As part of the measures to help address pressures in the private housing rental market, new planning legislative reforms to regulate the short term letting sector came into effect on 1 July 2019.
The reforms, which are now underpinned in legislation ( as provided for in the Residential Tenancies (Amendment) Act 2019 and supplementary regulations made by the Minister for Housing, Planning and Local Government entitled the Planning and Development Act 2000 (Exempted Development) (No. 2) Regulations 2019) are primarily aimed at addressing the impact on the private rental market by the use of residential homes for short-term tourism type letting in areas of high housing demand.
The new provisions will only apply in areas designated as 'rent pressure zones' under the Residential Tenancies Act 2004, as amended. Short term letting in areas outside the designated rent pressure zones are not impacted in any way by the new arrangements.
Under the new arrangements applicable in rent pressure zones:
- Short term letting is defined as the letting of a house or apartment, or part of a house or apartment, for any period not exceeding 14 days.
- Home sharing (the letting of a room or rooms in a person’s principal private residence) will continue to be permissible on an unrestricted basis and be exempted from the new planning requirements.
- Home sharers will be allowed to sub-let their entire principle private residence (house or apartment) on a short term basis for a cumulative period of 90 days where they are temporarily absent from their home.
- Where the 90 day threshold is exceeded, change of use planning permission will be required.
If you home share your principal private residence in a rent pressure zone and wish to avail of the new planning exemptions, you will need to register this with your local authority and fulfil specified reporting obligations.
However, where a person owns a property in a rent pressure zone which is not their principal private residence and intends to let it for short-term letting purposes, s/he will be required to apply for a change of use planning permission unless the property already has a specific planning permission to be used for tourism or short-term letting purposes.
The associated “Frequently Asked Questions” document has been prepared to assist in providing a more comprehensive and detailed understanding of the new short term letting reforms and the new reporting obligations on home sharers.
- Frequently Asked Questions: Short Term Lettings FAQs
Completed Notification Forms
Fingal County Council

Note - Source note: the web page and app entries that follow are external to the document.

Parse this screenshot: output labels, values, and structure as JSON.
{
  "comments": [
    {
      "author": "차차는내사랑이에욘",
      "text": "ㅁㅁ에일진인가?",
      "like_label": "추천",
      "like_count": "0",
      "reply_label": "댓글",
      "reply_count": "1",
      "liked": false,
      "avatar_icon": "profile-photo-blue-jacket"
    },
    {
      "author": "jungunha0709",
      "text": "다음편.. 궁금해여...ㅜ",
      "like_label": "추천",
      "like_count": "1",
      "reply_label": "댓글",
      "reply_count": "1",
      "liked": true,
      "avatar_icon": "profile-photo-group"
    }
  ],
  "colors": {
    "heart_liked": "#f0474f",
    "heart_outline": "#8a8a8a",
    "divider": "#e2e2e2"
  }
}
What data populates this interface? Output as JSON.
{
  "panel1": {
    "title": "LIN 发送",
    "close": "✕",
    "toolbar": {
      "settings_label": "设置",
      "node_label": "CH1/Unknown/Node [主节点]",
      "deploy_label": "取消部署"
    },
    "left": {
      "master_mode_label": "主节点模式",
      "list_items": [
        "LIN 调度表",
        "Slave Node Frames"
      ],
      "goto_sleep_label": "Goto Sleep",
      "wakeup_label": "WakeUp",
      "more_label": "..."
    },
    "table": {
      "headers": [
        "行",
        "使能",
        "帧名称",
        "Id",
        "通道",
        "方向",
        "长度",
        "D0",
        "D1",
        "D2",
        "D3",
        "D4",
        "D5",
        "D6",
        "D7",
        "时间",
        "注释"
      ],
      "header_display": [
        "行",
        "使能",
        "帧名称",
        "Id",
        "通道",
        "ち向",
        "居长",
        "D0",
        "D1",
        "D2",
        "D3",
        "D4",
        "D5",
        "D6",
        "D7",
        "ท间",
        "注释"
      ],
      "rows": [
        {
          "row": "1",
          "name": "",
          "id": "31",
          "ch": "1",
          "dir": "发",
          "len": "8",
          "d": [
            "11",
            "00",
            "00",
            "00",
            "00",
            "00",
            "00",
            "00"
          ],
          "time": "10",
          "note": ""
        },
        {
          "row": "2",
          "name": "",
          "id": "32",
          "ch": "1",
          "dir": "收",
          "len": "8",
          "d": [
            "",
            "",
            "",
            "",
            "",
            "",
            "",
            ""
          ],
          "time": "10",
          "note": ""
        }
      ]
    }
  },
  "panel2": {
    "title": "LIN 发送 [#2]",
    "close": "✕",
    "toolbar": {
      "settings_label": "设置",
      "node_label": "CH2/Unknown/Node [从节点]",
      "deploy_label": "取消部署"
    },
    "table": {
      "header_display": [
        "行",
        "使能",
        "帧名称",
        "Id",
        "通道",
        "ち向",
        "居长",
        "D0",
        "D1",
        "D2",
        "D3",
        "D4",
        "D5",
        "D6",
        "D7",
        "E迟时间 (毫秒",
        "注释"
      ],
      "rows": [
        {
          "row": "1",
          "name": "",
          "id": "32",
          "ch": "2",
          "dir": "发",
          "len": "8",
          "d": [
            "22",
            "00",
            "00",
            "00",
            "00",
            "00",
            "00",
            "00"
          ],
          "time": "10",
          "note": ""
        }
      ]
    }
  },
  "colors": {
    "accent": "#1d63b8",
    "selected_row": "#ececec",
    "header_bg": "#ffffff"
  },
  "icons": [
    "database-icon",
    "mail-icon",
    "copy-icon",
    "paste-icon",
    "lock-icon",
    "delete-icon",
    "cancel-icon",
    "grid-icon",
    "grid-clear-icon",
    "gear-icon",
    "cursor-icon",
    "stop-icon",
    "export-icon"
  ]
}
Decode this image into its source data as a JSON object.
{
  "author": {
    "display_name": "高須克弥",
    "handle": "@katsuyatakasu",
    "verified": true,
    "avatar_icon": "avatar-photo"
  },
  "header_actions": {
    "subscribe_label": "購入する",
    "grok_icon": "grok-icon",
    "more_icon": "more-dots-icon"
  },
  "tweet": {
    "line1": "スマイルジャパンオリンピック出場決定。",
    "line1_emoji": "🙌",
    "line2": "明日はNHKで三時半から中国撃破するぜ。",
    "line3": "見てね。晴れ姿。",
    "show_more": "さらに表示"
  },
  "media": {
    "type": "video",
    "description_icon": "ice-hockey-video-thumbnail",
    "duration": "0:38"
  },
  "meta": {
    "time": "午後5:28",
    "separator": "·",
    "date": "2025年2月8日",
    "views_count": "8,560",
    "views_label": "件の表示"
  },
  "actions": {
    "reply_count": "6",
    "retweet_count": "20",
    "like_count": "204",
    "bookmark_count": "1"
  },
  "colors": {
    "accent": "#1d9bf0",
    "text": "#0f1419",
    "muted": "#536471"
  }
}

The new arrangements are being introduced through the planning code and each planning authority’s enforcement unit will be responsible for monitoring and enforcing these new requirements in their respective functional areas. There are already extensive enforcement provisions provided for in Part 8 of the Planning Act, including section 156 (Penalties for Offences), section 157 (Prosecution of Offences), section 158 (Offences by bodies corporate), section 159 (Payment of fines to planning authorities) etc. Under the Planning Act, all development, including a material change of use, unless specifically exempted under the Act or associated Regulations, requires planning permission. Planning authorities can take enforcement action if a development does not have the required permission or where the terms of permission have not been met.
Unauthorised Development is development and /or use that is in breach of the planning laws. If you think that there is a breach of the new provisions and want to report it, you should contact the Planning Enforcement Section: email@example.com
Planning Enforcement Section
Fingal County Council